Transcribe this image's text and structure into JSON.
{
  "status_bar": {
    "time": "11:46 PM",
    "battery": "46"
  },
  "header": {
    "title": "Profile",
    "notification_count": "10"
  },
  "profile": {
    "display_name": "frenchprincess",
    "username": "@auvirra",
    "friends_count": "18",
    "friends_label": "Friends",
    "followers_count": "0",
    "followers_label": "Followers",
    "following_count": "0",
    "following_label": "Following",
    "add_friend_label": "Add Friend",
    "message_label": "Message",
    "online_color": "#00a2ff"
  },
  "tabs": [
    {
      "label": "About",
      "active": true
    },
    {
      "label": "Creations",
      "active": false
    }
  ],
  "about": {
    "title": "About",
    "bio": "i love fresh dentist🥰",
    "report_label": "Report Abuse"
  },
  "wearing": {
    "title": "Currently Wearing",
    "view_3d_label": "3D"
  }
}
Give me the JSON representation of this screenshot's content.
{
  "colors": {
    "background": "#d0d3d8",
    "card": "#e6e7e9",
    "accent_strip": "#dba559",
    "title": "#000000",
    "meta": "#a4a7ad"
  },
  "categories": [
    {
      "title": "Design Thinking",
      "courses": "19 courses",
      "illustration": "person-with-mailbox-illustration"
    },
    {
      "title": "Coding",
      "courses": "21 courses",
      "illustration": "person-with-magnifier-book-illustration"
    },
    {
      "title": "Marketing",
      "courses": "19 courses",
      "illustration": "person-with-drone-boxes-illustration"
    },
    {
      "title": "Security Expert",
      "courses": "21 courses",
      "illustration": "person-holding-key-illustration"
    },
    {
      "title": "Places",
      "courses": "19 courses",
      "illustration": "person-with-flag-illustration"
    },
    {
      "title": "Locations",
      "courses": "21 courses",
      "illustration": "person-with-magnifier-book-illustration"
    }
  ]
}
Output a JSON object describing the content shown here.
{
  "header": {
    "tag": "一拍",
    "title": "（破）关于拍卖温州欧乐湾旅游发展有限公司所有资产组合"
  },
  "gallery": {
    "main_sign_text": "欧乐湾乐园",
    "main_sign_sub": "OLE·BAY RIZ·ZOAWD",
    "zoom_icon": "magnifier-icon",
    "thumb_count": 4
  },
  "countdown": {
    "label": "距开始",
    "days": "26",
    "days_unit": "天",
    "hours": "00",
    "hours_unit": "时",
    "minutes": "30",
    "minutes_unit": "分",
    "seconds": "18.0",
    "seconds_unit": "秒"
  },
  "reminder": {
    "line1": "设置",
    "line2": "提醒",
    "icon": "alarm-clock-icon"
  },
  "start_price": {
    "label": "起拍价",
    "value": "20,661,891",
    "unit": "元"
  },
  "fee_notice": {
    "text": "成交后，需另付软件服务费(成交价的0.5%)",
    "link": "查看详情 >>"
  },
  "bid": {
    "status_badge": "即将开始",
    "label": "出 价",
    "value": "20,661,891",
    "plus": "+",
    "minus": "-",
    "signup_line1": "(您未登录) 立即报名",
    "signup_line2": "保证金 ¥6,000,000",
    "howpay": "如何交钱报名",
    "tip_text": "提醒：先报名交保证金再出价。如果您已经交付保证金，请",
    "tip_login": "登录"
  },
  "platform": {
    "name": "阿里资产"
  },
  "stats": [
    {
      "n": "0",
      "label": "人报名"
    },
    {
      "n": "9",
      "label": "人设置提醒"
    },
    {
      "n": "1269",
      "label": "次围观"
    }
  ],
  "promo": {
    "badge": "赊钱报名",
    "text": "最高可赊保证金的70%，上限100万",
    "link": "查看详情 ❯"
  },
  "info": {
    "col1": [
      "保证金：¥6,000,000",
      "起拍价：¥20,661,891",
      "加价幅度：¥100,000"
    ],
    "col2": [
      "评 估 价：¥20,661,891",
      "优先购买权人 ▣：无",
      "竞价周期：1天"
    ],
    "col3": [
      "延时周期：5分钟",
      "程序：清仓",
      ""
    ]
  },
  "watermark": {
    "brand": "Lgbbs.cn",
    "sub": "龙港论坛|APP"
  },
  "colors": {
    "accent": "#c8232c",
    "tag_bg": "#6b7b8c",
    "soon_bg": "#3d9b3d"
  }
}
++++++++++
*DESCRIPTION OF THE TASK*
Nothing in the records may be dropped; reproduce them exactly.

*ANSWER BOX*
Transcribe this image's text and structure into JSON.
{
  "status_bar": {
    "time": "11:46 PM",
    "battery": "46"
  },
  "header": {
    "title": "Profile",
    "notification_count": "10"
  },
  "profile": {
    "display_name": "frenchprincess",
    "username": "@auvirra",
    "friends_count": "18",
    "friends_label": "Friends",
    "followers_count": "0",
    "followers_label": "Followers",
    "following_count": "0",
    "following_label": "Following",
    "add_friend_label": "Add Friend",
    "message_label": "Message",
    "online_color": "#00a2ff"
  },
  "tabs": [
    {
      "label": "About",
      "active": true
    },
    {
      "label": "Creations",
      "active": false
    }
  ],
  "about": {
    "title": "About",
    "bio": "i love fresh dentist🥰",
    "report_label": "Report Abuse"
  },
  "wearing": {
    "title": "Currently Wearing",
    "view_3d_label": "3D"
  }
}
Give me the JSON representation of this screenshot's content.
{
  "colors": {
    "background": "#d0d3d8",
    "card": "#e6e7e9",
    "accent_strip": "#dba559",
    "title": "#000000",
    "meta": "#a4a7ad"
  },
  "categories": [
    {
      "title": "Design Thinking",
      "courses": "19 courses",
      "illustration": "person-with-mailbox-illustration"
    },
    {
      "title": "Coding",
      "courses": "21 courses",
      "illustration": "person-with-magnifier-book-illustration"
    },
    {
      "title": "Marketing",
      "courses": "19 courses",
      "illustration": "person-with-drone-boxes-illustration"
    },
    {
      "title": "Security Expert",
      "courses": "21 courses",
      "illustration": "person-holding-key-illustration"
    },
    {
      "title": "Places",
      "courses": "19 courses",
      "illustration": "person-with-flag-illustration"
    },
    {
      "title": "Locations",
      "courses": "21 courses",
      "illustration": "person-with-magnifier-book-illustration"
    }
  ]
}
Output a JSON object describing the content shown here.
{
  "header": {
    "tag": "一拍",
    "title": "（破）关于拍卖温州欧乐湾旅游发展有限公司所有资产组合"
  },
  "gallery": {
    "main_sign_text": "欧乐湾乐园",
    "main_sign_sub": "OLE·BAY RIZ·ZOAWD",
    "zoom_icon": "magnifier-icon",
    "thumb_count": 4
  },
  "countdown": {
    "label": "距开始",
    "days": "26",
    "days_unit": "天",
    "hours": "00",
    "hours_unit": "时",
    "minutes": "30",
    "minutes_unit": "分",
    "seconds": "18.0",
    "seconds_unit": "秒"
  },
  "reminder": {
    "line1": "设置",
    "line2": "提醒",
    "icon": "alarm-clock-icon"
  },
  "start_price": {
    "label": "起拍价",
    "value": "20,661,891",
    "unit": "元"
  },
  "fee_notice": {
    "text": "成交后，需另付软件服务费(成交价的0.5%)",
    "link": "查看详情 >>"
  },
  "bid": {
    "status_badge": "即将开始",
    "label": "出 价",
    "value": "20,661,891",
    "plus": "+",
    "minus": "-",
    "signup_line1": "(您未登录) 立即报名",
    "signup_line2": "保证金 ¥6,000,000",
    "howpay": "如何交钱报名",
    "tip_text": "提醒：先报名交保证金再出价。如果您已经交付保证金，请",
    "tip_login": "登录"
  },
  "platform": {
    "name": "阿里资产"
  },
  "stats": [
    {
      "n": "0",
      "label": "人报名"
    },
    {
      "n": "9",
      "label": "人设置提醒"
    },
    {
      "n": "1269",
      "label": "次围观"
    }
  ],
  "promo": {
    "badge": "赊钱报名",
    "text": "最高可赊保证金的70%，上限100万",
    "link": "查看详情 ❯"
  },
  "info": {
    "col1": [
      "保证金：¥6,000,000",
      "起拍价：¥20,661,891",
      "加价幅度：¥100,000"
    ],
    "col2": [
      "评 估 价：¥20,661,891",
      "优先购买权人 ▣：无",
      "竞价周期：1天"
    ],
    "col3": [
      "延时周期：5分钟",
      "程序：清仓",
      ""
    ]
  },
  "watermark": {
    "brand": "Lgbbs.cn",
    "sub": "龙港论坛|APP"
  },
  "colors": {
    "accent": "#c8232c",
    "tag_bg": "#6b7b8c",
    "soon_bg": "#3d9b3d"
  }
}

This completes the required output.